My Cruinthe is an ice princess thawed in recent generations to recall its be-ing in the tropics of Cancer; in the panicked fright of one who must leave ice cold and snow to some ancient tanning ground. Some place far-flung from a misty tour around a green Irish glen into a history equally rivenned with violence, and as equally obscured from memory as the fairy tales one’s parents tell about life in the old country in the good old days.  Oh, the Emerald Fields of Green. I thank you for as much as you’ve revealed, as you’ve concealed, from my black Irish soul.


I carravaned through Ireland on curvy corkscrews of roads at forty years old, with my babes and husband and mother in tow, and found myself in Galway, enigmatized by the landscape and townscapes of that Western county; and didn’t know until then, that’s where my father’s grand-father’s family derived. Nor did I know that’s where the wild Spaniards and Portuguese landed and traded for centuries far-gone.  Black Irish, I discovered, I am, then.

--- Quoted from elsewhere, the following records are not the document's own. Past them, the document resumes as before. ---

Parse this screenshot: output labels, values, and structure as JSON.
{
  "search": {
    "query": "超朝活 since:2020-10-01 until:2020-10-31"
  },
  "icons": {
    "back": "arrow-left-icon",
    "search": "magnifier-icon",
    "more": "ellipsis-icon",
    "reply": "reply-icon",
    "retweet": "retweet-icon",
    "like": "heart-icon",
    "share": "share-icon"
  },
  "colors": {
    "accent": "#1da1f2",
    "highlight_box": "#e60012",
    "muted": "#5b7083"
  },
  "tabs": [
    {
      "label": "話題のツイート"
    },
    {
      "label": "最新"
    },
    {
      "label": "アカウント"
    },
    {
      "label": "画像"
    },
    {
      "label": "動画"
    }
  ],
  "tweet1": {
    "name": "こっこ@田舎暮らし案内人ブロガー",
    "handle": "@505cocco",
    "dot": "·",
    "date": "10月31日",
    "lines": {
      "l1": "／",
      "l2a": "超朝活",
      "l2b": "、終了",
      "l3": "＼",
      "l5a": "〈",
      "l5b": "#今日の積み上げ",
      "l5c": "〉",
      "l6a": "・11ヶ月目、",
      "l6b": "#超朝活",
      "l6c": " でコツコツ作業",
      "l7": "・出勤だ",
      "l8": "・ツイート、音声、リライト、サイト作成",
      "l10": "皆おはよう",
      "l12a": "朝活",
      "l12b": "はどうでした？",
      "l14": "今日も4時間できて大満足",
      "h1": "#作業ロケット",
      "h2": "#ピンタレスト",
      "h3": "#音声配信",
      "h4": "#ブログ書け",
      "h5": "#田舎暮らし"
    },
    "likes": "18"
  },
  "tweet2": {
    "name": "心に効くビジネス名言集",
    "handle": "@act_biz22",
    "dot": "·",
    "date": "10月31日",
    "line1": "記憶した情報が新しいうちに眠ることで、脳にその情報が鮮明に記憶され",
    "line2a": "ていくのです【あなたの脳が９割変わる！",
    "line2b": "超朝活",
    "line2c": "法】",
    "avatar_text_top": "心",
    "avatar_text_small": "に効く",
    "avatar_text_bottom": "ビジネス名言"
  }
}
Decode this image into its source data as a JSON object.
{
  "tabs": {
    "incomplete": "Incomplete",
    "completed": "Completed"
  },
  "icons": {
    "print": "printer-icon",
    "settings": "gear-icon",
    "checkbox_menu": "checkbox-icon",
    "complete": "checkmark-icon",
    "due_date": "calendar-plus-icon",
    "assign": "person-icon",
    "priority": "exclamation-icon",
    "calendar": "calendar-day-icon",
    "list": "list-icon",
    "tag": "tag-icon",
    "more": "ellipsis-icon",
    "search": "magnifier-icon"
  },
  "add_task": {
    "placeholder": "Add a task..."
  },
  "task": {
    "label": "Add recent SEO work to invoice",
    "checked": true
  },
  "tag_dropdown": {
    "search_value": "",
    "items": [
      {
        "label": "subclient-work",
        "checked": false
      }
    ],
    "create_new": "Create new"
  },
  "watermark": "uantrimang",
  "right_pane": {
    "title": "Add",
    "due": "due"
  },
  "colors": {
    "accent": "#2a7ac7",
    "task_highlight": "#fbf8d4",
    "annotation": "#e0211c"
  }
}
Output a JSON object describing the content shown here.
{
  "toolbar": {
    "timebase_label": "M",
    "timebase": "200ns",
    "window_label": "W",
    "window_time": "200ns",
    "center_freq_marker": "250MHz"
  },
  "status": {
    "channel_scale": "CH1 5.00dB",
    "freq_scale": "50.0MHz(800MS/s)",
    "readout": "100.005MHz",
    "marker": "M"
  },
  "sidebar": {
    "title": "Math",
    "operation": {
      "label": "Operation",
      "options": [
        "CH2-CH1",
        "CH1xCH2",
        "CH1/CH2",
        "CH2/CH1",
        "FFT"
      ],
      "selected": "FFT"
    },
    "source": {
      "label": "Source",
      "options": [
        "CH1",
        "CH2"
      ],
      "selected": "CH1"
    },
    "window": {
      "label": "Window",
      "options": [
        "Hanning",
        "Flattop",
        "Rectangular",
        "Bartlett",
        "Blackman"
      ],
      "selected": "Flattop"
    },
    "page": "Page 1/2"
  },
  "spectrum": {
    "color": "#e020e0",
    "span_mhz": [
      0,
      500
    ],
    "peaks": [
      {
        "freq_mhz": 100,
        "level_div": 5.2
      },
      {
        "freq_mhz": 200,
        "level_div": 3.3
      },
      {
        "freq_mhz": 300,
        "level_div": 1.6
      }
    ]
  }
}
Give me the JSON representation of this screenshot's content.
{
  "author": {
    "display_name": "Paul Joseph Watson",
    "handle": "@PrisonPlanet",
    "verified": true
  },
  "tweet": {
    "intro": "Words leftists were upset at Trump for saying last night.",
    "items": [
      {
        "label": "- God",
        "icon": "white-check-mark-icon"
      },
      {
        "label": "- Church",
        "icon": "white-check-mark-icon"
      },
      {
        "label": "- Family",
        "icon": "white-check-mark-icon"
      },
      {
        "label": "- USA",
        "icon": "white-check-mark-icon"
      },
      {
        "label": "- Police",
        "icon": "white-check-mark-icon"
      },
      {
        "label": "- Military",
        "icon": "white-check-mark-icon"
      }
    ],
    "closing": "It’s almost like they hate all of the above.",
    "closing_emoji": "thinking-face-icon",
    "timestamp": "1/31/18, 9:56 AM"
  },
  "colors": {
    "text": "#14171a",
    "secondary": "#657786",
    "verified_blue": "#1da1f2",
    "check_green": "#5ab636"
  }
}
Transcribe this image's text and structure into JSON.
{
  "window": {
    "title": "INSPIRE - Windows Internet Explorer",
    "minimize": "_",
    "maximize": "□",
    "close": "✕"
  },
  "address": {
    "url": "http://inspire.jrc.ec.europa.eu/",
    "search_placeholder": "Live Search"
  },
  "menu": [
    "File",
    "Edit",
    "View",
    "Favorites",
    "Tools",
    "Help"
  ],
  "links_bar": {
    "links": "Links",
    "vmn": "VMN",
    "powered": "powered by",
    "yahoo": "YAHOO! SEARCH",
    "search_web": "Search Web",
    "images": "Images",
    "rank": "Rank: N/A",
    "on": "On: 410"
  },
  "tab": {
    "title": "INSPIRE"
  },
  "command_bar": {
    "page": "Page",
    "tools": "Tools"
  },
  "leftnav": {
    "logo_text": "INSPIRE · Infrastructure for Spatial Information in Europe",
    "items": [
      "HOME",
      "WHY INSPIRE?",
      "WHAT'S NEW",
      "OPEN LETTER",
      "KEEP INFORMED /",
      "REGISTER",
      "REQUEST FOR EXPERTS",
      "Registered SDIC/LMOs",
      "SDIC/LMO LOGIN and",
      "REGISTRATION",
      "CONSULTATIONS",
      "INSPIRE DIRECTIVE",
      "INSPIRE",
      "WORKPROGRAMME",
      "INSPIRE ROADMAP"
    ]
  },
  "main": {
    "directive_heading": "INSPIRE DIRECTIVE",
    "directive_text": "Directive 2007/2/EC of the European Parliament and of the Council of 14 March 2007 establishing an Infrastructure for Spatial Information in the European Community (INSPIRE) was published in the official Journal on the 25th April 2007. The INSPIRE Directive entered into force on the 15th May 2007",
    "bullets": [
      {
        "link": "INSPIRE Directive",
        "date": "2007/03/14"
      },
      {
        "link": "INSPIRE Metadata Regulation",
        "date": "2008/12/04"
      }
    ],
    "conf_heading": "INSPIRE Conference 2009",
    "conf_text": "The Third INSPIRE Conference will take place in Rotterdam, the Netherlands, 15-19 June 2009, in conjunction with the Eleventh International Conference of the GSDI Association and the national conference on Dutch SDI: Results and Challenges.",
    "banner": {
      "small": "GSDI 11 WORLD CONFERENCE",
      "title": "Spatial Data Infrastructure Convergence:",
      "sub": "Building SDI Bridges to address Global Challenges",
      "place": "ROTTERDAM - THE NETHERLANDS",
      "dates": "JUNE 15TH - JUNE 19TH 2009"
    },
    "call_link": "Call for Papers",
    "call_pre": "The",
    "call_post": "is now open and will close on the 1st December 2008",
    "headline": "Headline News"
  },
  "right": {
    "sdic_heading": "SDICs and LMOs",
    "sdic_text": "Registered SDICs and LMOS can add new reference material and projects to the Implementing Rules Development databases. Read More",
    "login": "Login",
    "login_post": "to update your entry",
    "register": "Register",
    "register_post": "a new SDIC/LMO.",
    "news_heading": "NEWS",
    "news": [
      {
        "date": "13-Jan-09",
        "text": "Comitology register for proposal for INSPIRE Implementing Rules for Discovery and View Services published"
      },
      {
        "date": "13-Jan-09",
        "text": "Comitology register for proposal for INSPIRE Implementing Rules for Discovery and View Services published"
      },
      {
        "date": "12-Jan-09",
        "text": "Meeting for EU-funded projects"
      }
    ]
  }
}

And then, discovered the violent fire of righteous warfare that burns in me, despite all attempts of family and civility to douse such flames. But for their life as refugees, as emigrees from a simmering and molten land of long-borne hostilities, I would’ve burned at a stake in a bonny bonfire before I’d ever married. And most likely for the love of one in the enemied camp.

My mother thought it would be of note to reveal to me at my 40th birthday, that her kin were IRA bomb-blasting builders.  I stopped the car at the edge of a field on a backroad between Crossmaglen (the serious IRA bunker) and Newtownhamilton to explain I’d known this for decades, and to thank her for she & my father having the sense to get out, then rear us in America, so I never did get tarred&feathered as a young woman in the North in the ’70s. She was shocked at my phlegmatic appreciation of all matters.  Little did she realize, that on my drive through the lower county back-roads to fetch her that afternoon, I’d gotten lost and was interrogated by an older man about my identity, relations and whereabouts before he allowed me to drive up the road past his farm to retrieve her.  It was 1999. He was carrying a rifle, and most likely a pistol in his jacket pocket.  He knew my parents’ families and asked me to describe my father’s grandparents home, to prove my authenticity, then he let me pass.  Northern Ireland had been in peace negotiable truce-mode for a long while by then. And I knew, knew, knew in my flesh and bones that this war was merely still; still simmering below the gloss-newsed surfaces of all.

Simmering like curses in Maryann McGinn’s cauldron at the end of the last lane near the border where the elves and fairies flew, for all they knew, and told me when I was a child. Or, so the relatives had always whispered, whilst painting romantic pictures of the old home they’d deigned to escape.


There were wild dogs there, the day I drove to Maryann McGinn’s.  Gnarling through a gate as I snapped photos at her ghost, and showed them to my mother later to prove there was never anyone strange as she there, but the ones about her who told monstrous fairy tales about her to feed the mythic gossip. Her kin had chained the wild dogs there, since Maryann had passed.

I returned to a life in America, replete with Cruinthed dreams of Portugal and Amsterdam, and with my tar and feathers barely glimpsed back to the bogs I was borne from … except on rare foggy days with a gauzy twilight o’er the greens. Those days aren’t as rare now, as they used to be.  Babes fly out of prams into ditches on drunken confessional Saturday evenings in drizzle convoluted to youths bearing arms from the same trenches,  all borne in secrecy in the deep pockets of their elders.


June Tabor, Finnisterre (The End of the Earth).

It’s the Westernmost area of Spain, slightly beneath Ireland across the wildest course of the Atlantic, which then flows into the civilized ports of Europe.  These ports, I vaguely recall, via my trips with Cruinthe.

Astrology, Celtic, Past Lives, The War